Mary was standing outside the tomb crying, and as she wept, she stooped and looked in. She saw two white-robed angels, one sitting at the head and the other at the foot of the place where the body of Jesus had been lying. “Dear woman, why are you crying?” the angels asked her.
“Because they have taken away my Lord,” she replied, “and I don’t know where they have put him.”
She turned to leave and saw someone standing there. It was Jesus, but she didn’t recognize him. “Dear woman, why are you crying?” Jesus asked her. “Who are you looking for?”
She thought he was the gardener. “Sir,” she said, “if you have taken him away, tell me where you have put him, and I will go and get him.”
“Mary!” Jesus said.
She turned to him and cried out, “Rabboni!” (which is Hebrew for “Teacher”).
“Don’t cling to me,” Jesus said, “for I haven’t yet ascended to the Father. But go find my brothers and tell them, ‘I am ascending to my Father and your Father, to my God and your God.’” John 20:11-17
Jesus had a unique way of turning our world upside down. He never did things according to the book. He had little regard for our expectations of how things should be. The crowds who flocked to Jesus were hopeful He was “the one.” This man from Bethlehem was going to overthrow the oppressive Roman government and lead them towards freedom. Jesus had different plans. Yes, they involved freeing those who found themselves imprisoned, but He died to overthrow the power sin had on their lives. The crowd desired insurrection while Jesus focused on a resurrection.
This explains His seemingly odd comment to Mary outside of the tomb. There was no possible way to go back to the way things once were. He had conquered death so we might live — the old system replaced by something new…..something vastly better. Why revert to a system of self-performance that could never meet the requirements for the life we desired?
What God has done through Jesus is what allows us to both be forgiven and therefore free to forgive. His death brought us life. We have a built-in longing to make things right, and for this very reason, we gravitate towards forgiveness. In our minds, we believe forgiveness can pave the way to how things were before the offense occurred. However, no matter how hard we try, things are never going back to the way it once was.

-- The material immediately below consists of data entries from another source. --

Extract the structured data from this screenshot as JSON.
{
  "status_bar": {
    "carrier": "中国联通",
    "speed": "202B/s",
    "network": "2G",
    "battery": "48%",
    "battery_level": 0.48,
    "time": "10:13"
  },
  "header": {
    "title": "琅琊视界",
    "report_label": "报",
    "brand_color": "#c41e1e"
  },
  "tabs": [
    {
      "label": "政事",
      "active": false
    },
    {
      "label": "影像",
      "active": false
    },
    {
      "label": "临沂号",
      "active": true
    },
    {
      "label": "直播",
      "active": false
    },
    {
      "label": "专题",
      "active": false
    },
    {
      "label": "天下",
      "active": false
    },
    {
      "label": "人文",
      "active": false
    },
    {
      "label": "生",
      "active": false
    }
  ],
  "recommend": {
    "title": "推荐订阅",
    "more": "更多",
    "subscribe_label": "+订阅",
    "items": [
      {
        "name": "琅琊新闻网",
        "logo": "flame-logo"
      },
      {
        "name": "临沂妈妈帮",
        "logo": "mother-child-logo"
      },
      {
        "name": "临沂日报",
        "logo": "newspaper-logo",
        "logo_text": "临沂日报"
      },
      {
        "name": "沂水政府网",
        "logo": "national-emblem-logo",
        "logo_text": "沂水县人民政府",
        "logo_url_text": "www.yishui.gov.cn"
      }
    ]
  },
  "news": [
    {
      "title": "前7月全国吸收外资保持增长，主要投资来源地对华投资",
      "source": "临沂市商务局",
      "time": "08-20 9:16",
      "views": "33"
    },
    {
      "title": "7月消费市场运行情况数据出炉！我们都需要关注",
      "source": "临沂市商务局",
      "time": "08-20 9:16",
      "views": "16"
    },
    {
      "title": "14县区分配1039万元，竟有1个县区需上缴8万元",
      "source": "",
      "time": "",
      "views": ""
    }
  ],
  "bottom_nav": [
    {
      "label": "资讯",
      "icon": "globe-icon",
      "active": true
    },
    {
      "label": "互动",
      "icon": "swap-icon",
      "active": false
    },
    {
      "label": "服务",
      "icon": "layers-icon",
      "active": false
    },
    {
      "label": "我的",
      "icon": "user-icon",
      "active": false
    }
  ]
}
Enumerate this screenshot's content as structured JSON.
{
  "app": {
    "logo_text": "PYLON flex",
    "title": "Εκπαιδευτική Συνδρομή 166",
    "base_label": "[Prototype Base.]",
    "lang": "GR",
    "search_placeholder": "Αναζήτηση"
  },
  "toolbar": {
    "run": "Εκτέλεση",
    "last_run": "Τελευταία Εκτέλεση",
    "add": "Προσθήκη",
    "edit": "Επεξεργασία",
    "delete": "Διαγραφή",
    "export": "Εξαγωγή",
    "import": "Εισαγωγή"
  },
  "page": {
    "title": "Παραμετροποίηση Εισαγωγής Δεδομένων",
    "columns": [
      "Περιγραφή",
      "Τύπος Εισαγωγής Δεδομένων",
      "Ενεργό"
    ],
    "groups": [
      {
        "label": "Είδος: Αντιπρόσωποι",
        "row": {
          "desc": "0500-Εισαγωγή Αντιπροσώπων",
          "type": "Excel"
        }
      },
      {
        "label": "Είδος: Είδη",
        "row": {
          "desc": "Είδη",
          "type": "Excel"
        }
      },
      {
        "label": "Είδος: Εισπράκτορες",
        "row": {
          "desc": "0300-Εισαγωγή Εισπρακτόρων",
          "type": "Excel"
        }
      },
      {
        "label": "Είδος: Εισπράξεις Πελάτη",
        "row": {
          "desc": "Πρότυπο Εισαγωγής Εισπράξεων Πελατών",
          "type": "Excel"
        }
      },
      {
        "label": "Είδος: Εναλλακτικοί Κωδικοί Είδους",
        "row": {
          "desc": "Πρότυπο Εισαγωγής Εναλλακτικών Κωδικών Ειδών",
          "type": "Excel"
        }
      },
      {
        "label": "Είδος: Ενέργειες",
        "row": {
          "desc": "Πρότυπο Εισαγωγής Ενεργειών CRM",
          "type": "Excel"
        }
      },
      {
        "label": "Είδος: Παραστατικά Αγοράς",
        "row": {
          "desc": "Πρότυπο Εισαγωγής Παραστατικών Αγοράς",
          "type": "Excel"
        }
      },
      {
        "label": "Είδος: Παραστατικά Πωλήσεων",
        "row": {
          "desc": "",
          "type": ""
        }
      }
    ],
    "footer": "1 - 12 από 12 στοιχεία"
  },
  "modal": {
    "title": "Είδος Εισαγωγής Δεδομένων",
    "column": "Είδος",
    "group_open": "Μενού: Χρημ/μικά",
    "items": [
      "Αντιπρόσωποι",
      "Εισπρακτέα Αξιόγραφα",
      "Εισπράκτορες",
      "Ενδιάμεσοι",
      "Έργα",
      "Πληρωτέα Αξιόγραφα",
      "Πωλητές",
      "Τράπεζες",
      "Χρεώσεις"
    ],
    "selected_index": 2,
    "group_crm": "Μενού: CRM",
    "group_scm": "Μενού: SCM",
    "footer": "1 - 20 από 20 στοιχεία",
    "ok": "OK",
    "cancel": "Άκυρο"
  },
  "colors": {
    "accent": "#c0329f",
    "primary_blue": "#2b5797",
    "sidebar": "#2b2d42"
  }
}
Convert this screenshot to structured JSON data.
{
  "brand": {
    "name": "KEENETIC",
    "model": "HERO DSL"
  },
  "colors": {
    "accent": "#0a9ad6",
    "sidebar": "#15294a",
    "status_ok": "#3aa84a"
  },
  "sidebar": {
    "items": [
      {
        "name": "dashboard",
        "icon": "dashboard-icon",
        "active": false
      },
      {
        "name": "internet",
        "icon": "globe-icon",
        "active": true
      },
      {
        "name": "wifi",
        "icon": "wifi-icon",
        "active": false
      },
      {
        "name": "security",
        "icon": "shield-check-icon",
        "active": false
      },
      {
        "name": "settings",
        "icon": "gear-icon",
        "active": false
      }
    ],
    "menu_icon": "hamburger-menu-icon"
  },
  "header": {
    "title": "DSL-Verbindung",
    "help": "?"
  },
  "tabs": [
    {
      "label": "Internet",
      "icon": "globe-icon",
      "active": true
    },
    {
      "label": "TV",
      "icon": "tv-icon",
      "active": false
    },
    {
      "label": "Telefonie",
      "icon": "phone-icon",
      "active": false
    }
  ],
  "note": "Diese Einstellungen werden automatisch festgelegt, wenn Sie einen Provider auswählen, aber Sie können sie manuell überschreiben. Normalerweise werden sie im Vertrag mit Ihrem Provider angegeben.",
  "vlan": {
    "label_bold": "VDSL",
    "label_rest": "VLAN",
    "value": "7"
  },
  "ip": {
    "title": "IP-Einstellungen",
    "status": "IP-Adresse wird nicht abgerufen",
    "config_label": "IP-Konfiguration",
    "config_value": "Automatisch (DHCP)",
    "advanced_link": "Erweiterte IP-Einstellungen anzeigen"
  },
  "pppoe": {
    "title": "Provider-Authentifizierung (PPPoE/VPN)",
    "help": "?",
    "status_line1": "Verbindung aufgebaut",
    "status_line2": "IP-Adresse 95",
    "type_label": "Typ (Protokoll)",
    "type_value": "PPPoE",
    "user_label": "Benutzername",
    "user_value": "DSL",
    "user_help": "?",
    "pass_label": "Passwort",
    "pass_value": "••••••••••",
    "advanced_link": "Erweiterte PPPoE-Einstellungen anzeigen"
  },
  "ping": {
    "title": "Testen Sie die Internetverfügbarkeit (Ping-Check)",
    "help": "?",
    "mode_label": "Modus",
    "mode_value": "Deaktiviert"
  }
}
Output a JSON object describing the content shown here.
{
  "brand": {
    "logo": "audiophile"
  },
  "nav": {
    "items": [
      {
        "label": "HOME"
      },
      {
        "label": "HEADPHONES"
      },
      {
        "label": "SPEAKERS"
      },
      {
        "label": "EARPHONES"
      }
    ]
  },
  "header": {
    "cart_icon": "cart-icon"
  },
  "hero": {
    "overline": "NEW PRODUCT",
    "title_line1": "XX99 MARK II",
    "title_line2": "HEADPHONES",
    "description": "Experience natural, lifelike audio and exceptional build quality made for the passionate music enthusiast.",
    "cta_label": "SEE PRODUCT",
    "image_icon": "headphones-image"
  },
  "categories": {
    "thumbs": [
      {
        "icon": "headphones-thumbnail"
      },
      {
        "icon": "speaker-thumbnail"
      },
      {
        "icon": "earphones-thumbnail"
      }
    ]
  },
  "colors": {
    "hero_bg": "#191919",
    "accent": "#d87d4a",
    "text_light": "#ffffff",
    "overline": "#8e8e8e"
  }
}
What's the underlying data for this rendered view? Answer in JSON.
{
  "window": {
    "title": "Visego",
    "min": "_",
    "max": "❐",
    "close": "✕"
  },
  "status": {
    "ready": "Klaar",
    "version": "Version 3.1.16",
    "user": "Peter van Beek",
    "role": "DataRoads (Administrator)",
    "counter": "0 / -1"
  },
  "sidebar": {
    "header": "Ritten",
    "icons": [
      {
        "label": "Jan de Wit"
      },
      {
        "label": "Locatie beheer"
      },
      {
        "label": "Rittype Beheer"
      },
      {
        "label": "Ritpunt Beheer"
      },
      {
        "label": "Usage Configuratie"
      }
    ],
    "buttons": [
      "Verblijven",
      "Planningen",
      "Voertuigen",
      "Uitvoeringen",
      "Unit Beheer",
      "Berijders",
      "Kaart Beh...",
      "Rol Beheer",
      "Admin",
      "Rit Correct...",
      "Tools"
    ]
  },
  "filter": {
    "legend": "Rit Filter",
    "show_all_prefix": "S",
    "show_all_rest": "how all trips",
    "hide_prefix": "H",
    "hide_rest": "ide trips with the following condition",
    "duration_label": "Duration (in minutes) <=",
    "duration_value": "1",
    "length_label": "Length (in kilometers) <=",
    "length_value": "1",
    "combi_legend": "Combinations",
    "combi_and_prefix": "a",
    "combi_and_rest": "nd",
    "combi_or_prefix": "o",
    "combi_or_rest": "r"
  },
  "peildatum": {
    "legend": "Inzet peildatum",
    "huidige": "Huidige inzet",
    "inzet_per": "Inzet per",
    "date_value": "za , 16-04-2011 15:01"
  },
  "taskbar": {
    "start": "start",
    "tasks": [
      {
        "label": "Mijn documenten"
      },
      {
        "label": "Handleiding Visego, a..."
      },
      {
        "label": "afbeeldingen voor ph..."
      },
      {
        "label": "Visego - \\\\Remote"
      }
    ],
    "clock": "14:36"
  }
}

Forgiveness requires death. For forgiveness to be felt, something has to die. To see God’s way, our way has to die. God’s way is the way of resurrection. Letting go of events, relationships, hopes, and dreams that we grasped onto so tightly is no easy task. Unforgiveness has the power to shape our perspective, influence our words and actions, and define our identity. The process of forgiveness means our pride, bitterness, anger, and entitlement have to die as well.
As we loosen our grip, we must trust that God is up to something we are incapable of doing on our own. God takes the bad things that occur in our lives and redeem them for His good purposes. In God’s economy, death is not the end, but a way of resurrection. We have been created to live a resurrected life and called to live in relationships that are fueled by forgiveness.
In what broken relationship are you clinging to the hope that it will return to the way it was before the offense occurred?
What causes you to hesitate in letting go of the hope that things will return to the way they once were?
What has to die so you can experience a resurrection in this relationship?
God, when I encountered Your love, my world turned upside down. It is hard to fathom the amount of love and grace that You lavished upon me. May I remind myself of Your great love when I hold on to past hurt and pain. Rather than restoration, I will trust in redemption. Things will never return to how they once were before the wounds, but that is okay. You can bring beauty out of the ashes. May You be glorified by my response to forgive as I’ve been forgiven. In Your name, Jesus. Amen.